Because Dayton is close to Cincinnati, a non-compete clause might also include Cincinnati stations. That's because there is likely overlap in the broadcast signals between the two television markets. That point may also be negotiable because of the limits it puts on you in furthering your career.

Surveys estimate that 16–18% of employees are covered by a non-compete clause or agreement. Many of these are employees who make less than $40,000 per year.

Criticism of Non-Compete Clauses

Non-compete clauses are put in place to protect companies, not you. For example, a TV station doesn't want to spend a fortune advertising someone as its top anchor through billboards, print advertisements, and other media just to see them on a rival station six months later.

These clauses impact more than just high-profile journalists. Media employees at all levels are asked to sign these clauses, which prevent mobility. Although many see them as unenforceable, not everyone has the resources to challenge them.

Due to the restrictions they place on employees, they're increasingly being scrutinized. Federal agencies and state attorneys general are investigating these clauses, and they're illegal in three states: North Dakota, Oklahoma, and California. In California, employers can be sued if they force an employee to sign one. 

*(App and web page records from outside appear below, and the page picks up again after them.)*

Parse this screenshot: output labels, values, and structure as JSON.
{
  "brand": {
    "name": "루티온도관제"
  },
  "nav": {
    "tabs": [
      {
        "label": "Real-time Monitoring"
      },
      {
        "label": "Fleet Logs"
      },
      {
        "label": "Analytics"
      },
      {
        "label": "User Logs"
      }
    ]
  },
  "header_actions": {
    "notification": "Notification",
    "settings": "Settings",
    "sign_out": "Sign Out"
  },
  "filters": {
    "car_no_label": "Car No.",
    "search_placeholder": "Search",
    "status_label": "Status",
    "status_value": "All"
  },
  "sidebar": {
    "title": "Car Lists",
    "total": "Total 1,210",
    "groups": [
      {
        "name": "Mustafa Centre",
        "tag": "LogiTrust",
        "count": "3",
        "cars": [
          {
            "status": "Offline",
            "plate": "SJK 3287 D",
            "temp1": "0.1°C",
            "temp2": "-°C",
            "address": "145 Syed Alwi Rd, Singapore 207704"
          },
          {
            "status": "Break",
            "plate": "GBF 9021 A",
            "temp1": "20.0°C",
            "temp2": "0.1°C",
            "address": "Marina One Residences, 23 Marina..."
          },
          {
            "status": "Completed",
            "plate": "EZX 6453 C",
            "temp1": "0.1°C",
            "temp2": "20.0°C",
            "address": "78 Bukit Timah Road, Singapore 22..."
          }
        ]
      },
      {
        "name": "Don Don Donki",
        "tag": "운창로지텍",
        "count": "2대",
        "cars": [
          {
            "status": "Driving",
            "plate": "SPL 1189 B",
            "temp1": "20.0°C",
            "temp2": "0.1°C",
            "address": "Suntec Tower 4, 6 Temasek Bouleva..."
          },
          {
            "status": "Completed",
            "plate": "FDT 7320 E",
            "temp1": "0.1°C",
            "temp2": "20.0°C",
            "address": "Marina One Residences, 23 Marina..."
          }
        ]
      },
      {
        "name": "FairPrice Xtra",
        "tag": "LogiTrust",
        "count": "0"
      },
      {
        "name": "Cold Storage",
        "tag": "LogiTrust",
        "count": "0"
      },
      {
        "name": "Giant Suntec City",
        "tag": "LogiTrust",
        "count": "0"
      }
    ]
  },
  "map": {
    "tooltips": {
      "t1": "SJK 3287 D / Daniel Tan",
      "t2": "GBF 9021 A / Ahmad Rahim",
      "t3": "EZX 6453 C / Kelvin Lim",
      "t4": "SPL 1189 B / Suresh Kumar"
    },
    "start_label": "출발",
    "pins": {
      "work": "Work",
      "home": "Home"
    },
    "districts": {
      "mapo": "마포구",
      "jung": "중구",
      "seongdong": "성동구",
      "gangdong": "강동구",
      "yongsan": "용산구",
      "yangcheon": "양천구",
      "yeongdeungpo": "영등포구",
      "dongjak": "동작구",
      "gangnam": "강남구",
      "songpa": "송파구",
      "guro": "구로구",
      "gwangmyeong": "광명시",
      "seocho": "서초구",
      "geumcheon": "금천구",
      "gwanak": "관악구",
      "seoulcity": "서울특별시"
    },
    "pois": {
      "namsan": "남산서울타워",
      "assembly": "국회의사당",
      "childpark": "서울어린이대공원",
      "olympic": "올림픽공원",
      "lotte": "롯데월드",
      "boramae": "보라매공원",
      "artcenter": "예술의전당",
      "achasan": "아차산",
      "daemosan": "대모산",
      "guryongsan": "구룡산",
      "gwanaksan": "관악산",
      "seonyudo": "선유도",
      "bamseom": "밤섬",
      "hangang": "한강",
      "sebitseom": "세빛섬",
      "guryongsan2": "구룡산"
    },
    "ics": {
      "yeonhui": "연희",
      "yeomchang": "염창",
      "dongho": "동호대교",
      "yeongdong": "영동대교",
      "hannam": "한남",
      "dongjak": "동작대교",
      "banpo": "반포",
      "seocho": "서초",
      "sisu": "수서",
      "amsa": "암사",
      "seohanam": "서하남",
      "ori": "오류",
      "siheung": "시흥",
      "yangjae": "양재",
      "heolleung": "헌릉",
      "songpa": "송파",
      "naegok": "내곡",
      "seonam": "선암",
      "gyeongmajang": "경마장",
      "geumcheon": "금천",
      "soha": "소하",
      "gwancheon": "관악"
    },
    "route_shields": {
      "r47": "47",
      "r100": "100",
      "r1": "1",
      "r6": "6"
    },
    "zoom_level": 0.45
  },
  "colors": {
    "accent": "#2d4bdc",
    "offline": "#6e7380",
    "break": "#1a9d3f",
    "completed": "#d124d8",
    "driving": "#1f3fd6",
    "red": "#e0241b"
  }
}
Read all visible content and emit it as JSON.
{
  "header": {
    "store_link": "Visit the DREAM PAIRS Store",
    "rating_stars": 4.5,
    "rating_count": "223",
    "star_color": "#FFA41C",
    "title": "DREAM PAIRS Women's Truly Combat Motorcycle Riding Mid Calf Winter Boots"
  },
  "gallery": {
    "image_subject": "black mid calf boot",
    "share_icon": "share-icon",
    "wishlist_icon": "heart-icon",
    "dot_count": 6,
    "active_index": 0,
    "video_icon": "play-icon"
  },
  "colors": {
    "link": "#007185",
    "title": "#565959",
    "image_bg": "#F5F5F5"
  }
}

Negotiating Non-Compete Clauses

If you're asked to sign a non-compete clause, start by reading the clause carefully. Ask for time to review it, and consider having a trusted advisor read over the clause. If the clause concerns you, bring your concerns to your employer. For example, you might ask what happens in the case of an involuntary layoff or termination.

You can also ask why the non-compete clause is in place. If the employer is concerned about trade secrets being released, consider asking if you can sign a non-disclosure agreement instead of a non-compete. A non-disclosure would prevent you from revealing company information without restricting your employment.

You could also negotiate by asking for a shorter time frame or additional compensation in light of the restrictions on your employment. You could also request a smaller geographic region. For example, instead of not being able to work for competitors in Dayton and Cincinnati, you could ask for it just to cover Dayton.

Key Takeaways

  • A non-compete clause restricts the future work you can do for competitors of your current employer for a set time frame. 
  • They may restrict your employment to protect company secrets, and they may also prevent you from starting a business in the same industry.
  • Non-compete clauses typically restrict your opportunities within a specific geographic area. 
  • These clauses have been criticized for preventing employee mobility.
  • You can negotiate the terms of a non-compete clause. 

Article Sources

  1. Federal Trade Commission. "New Decade, New Resolve to Protect and Promote Competitive Markets for Workers," Page 3. Accessed Sept. 6, 2020.

  2. Nolo. "Understanding Noncompete Agreements." Accessed Sept. 6, 2020.

  3. The National Law Review. "Competition in U.S. Labor Markets: Non-Compete Clauses Increasingly Under Fire." Accessed Sept. 6, 2020.